» **What this task involves**
Reproduce exactly, from the line containing "Parse this screenshot: output", every line down to the end of the data below.

[App and web page records]
Content starts
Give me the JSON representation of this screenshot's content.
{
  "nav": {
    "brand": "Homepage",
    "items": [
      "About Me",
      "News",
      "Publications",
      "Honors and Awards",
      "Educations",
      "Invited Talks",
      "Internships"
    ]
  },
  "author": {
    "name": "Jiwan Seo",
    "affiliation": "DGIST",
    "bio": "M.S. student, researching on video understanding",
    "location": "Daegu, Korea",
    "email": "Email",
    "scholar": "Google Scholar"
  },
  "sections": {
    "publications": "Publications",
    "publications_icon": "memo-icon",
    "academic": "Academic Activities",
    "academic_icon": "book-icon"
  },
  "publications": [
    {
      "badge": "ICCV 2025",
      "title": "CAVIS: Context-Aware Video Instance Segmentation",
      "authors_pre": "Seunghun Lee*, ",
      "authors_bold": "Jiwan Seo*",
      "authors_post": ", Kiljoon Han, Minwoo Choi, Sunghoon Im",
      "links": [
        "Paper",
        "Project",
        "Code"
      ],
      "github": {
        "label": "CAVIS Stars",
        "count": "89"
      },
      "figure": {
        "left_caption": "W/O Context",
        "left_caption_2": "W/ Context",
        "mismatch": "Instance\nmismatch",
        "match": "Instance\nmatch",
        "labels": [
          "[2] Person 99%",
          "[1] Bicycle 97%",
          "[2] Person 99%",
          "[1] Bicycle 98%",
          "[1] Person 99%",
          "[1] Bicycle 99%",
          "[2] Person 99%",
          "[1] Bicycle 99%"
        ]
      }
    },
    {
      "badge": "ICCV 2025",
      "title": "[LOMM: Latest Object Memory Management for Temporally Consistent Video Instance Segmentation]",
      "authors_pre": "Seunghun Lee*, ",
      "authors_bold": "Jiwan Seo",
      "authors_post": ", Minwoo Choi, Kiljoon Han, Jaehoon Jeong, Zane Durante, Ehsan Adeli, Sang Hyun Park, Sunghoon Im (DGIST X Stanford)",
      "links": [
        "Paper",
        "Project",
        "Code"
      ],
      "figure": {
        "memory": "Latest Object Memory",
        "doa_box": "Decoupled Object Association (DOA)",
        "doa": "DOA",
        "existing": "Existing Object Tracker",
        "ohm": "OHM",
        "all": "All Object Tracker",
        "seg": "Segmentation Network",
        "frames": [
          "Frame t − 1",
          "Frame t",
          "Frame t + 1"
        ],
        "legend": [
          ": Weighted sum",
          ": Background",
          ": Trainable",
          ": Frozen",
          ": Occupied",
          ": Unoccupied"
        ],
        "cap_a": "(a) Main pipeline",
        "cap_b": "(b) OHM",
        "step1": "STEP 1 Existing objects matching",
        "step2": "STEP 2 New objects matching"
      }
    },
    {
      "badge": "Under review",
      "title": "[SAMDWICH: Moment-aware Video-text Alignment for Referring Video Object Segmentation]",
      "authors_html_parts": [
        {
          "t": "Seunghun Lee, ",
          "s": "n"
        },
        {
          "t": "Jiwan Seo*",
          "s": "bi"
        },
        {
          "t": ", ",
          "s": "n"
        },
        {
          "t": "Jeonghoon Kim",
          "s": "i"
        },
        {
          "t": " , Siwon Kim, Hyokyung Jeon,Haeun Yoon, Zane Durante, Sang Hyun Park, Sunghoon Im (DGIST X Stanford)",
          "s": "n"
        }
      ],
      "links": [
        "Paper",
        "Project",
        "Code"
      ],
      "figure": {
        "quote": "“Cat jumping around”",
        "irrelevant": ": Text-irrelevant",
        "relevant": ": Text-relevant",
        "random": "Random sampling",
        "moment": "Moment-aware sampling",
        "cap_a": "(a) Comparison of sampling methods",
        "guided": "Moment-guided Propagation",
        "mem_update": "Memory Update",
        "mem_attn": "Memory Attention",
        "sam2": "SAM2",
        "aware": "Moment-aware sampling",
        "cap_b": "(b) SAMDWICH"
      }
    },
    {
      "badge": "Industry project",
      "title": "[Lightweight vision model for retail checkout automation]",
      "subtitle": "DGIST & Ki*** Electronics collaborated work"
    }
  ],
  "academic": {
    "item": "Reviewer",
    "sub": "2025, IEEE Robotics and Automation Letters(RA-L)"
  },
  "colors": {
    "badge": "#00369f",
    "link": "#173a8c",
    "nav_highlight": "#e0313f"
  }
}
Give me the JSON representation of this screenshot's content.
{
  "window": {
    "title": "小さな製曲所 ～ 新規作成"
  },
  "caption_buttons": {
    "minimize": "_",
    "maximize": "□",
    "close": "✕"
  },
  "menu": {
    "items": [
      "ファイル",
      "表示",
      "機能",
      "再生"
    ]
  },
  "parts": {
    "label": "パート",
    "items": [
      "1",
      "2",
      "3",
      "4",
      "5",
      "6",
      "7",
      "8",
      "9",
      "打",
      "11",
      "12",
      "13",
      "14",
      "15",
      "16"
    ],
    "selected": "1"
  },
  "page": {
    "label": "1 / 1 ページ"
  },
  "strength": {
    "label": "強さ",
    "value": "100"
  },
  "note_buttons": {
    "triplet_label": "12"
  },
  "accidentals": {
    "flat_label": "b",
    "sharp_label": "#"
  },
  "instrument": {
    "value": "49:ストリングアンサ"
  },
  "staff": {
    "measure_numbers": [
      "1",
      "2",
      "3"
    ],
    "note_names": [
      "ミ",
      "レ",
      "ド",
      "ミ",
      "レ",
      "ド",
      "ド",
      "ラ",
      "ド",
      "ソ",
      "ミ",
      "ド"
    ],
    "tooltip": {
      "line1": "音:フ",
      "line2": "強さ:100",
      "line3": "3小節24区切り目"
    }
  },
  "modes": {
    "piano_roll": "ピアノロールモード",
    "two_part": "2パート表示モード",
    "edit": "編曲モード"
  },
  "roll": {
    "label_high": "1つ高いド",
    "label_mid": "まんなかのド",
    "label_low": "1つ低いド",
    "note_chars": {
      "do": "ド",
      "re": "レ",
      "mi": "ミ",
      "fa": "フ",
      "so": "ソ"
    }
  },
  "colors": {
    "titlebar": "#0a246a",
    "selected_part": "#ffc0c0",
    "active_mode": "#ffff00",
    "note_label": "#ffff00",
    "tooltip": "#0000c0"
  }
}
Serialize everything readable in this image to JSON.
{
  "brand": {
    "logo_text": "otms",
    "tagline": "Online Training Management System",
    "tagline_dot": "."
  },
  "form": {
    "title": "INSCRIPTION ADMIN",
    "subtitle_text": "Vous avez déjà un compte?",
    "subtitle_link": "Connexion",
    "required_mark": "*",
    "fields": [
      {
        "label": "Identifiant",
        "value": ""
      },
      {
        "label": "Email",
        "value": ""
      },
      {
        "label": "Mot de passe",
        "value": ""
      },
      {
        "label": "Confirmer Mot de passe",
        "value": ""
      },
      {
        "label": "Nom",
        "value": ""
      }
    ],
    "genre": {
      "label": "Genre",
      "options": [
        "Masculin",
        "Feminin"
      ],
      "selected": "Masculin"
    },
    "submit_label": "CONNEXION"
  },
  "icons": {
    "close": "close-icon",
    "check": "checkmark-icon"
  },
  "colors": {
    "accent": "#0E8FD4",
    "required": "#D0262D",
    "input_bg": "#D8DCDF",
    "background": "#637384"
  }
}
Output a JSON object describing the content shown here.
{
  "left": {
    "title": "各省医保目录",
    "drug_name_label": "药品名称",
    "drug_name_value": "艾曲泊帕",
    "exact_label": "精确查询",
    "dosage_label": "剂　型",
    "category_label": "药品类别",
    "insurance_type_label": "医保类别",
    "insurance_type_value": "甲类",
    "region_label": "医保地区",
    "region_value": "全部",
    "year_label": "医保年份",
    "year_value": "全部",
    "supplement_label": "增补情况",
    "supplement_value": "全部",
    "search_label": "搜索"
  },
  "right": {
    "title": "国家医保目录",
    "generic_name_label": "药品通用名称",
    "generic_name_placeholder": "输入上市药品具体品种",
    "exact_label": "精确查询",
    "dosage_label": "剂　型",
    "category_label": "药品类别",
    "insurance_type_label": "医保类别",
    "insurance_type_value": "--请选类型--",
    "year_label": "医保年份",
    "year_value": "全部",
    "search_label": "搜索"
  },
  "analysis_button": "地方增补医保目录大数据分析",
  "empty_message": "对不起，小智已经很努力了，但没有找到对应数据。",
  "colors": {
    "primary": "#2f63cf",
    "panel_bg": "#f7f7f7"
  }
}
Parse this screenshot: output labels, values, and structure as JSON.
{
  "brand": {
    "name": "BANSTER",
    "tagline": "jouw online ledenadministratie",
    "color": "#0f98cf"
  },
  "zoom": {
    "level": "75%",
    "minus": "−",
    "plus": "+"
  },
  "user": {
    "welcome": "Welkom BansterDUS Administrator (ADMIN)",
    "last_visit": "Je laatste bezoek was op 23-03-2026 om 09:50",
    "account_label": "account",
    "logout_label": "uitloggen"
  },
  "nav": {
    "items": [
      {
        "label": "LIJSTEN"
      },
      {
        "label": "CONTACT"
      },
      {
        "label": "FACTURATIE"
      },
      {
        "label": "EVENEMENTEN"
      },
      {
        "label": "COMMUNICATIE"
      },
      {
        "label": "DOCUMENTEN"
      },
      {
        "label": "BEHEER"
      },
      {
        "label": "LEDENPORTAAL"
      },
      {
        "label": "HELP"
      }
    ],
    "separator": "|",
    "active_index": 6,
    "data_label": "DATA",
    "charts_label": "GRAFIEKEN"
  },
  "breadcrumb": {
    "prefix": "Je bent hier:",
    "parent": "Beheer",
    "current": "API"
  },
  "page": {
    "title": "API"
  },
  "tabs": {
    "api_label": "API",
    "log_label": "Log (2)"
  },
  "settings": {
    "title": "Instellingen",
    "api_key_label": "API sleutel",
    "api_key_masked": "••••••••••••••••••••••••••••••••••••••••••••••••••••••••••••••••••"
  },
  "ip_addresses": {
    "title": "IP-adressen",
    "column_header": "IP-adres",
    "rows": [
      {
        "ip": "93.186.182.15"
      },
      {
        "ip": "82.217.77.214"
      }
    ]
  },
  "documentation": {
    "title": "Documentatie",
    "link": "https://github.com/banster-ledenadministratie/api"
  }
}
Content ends
» **Finished task**
Parse this screenshot: output labels, values, and structure as JSON.
{
  "brand": {
    "name": "BANSTER",
    "tagline": "jouw online ledenadministratie",
    "color": "#0f98cf"
  },
  "zoom": {
    "level": "75%",
    "minus": "−",
    "plus": "+"
  },
  "user": {
    "welcome": "Welkom BansterDUS Administrator (ADMIN)",
    "last_visit": "Je laatste bezoek was op 23-03-2026 om 09:50",
    "account_label": "account",
    "logout_label": "uitloggen"
  },
  "nav": {
    "items": [
      {
        "label": "LIJSTEN"
      },
      {
        "label": "CONTACT"
      },
      {
        "label": "FACTURATIE"
      },
      {
        "label": "EVENEMENTEN"
      },
      {
        "label": "COMMUNICATIE"
      },
      {
        "label": "DOCUMENTEN"
      },
      {
        "label": "BEHEER"
      },
      {
        "label": "LEDENPORTAAL"
      },
      {
        "label": "HELP"
      }
    ],
    "separator": "|",
    "active_index": 6,
    "data_label": "DATA",
    "charts_label": "GRAFIEKEN"
  },
  "breadcrumb": {
    "prefix": "Je bent hier:",
    "parent": "Beheer",
    "current": "API"
  },
  "page": {
    "title": "API"
  },
  "tabs": {
    "api_label": "API",
    "log_label": "Log (2)"
  },
  "settings": {
    "title": "Instellingen",
    "api_key_label": "API sleutel",
    "api_key_masked": "••••••••••••••••••••••••••••••••••••••••••••••••••••••••••••••••••"
  },
  "ip_addresses": {
    "title": "IP-adressen",
    "column_header": "IP-adres",
    "rows": [
      {
        "ip": "93.186.182.15"
      },
      {
        "ip": "82.217.77.214"
      }
    ]
  },
  "documentation": {
    "title": "Documentatie",
    "link": "https://github.com/banster-ledenadministratie/api"
  }
}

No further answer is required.